The tykes were playing in the family room.  The noodles were boiling.  A respectable pile of dishes, pots, and utensils had built up in the sink.  I wrestled with them, determined to fit the entire lot in the dishwasher.  Days like these would require a midday dishwasher cycle.  The sooner the better.

The phone rang.  It was Eddie's coach.  When I dropped Eddie off that morning, I called after him.  'Let me know if the coach has decided whether or not I am getting a discount on basketball camps.'

The coach responded to my initial email two weeks ago saying that he would get back to me.  He had to figure out what kind of discount he could give me for enrolling 5 kids in camps.  He wanted Eddie to help him coach.  Having Ed coach would be great, but he'd take a financial hit.  He could typically make more working as a caddy.  The tentative cost of basketball camp for our crew tallied up at $600.  Ouch. 

For a brief moment as I stood in front of multiple pots of boiling mostaccioli noodles, I thought the coach was calling to discuss discounting the camp fees.  'Sorry this isn't great news,' he began.  I heard 'isn't great news' and thought it meant 'no discount.'  It took me a minute to switch gears and process the real message  after his next statement.  'Looks like we have a broken wrist here.'  

Mangled wrist.
A moment later, I gasped for air.  Then I screamed.  Then I uttered a few strings of foul language.  'No!'  I won't bother to type the rest.  Use your imagination.

If you've been following my blog recently, you recognize that it had been a stressful week full of crappy college transcripts, school suspensions, and lack of sleep.  

Laddie woke up with all of the commotion.  I ordered him to stir the ingredients into the noodles that I had just drained.  'Stick all the food in the fridge - use the basement fridge if necessary.  If there are juice boxes in there, take them out to give yourself more space.'  He screamed that I was talking too fast.  I spoke slower:  'STIR IT.  REFRIGERATE IT.'



Doc said after surgery that Eddie had strong bones.
Must've been quite a fall to break like this.  Grrr.
This was the first day of Eddie's summer.  He was playing in the first game of the high school summer league.  There was one minute left in the game.  His opponent pushed as Ed jumped up for a right handed layup.  He landed on his left wrist.  He's a lefty.  

A coach drove him home since I explained my babysitting situation.  They were 40 minutes away.  Ed was a mess.  The pain was intense.  The wait at the doctor's office was insanely long.  I eventually called in reinforcements.  If I had known that we would sit for an hour and a half, I would've driven home and put the boys to bed for a nap.  My mom could've watched them there.  Instead, she met me at the office and I baled with the tykes.  She agreed to wait with Ed.  I felt horrible driving home when he still hadn't seen the doctor.  

It was broken in two places.  He required surgery with pins on Monday.  

Water polo summer league was starting Monday night.  Lad and Tank were registered for the same league.

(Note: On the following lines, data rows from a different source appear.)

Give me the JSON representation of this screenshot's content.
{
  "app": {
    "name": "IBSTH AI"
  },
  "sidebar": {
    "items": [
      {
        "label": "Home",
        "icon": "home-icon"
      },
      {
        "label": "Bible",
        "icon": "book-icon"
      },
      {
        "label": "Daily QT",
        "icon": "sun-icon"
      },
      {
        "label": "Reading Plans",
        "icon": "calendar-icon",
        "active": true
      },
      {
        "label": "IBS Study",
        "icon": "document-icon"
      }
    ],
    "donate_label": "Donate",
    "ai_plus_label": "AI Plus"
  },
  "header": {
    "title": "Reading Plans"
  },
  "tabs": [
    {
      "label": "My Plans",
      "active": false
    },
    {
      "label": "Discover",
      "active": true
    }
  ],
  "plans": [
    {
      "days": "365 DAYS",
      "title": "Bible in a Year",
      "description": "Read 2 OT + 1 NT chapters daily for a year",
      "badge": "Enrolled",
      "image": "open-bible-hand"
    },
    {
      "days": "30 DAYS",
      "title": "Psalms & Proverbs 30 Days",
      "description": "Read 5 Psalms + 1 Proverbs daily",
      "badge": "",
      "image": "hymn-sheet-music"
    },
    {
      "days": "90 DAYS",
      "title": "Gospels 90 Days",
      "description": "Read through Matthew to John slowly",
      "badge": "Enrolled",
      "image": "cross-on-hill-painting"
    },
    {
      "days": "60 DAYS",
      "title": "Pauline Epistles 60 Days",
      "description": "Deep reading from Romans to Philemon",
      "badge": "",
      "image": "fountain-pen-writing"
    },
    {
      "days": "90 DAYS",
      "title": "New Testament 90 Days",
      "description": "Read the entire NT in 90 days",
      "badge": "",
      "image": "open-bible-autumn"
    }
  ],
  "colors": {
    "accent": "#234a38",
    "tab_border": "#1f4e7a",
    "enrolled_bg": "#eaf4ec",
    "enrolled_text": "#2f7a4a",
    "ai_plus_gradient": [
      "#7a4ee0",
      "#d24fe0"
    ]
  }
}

Three brothers, one sport, one car.  Too much to ask for, I suppose.   

Good thing this was a short week.  I can't imagine what else could've unraveled if there had been another day.  Maybe I should start bracing myself for Mini to join a cult after all.

After the week I had with my boys, I have to ask:  who says girls are hard?


  

1 comment:

  1. Good grief!! What a crazy week! I hope his wrist is healing well and that things have calmed down in your house!

    ReplyDelete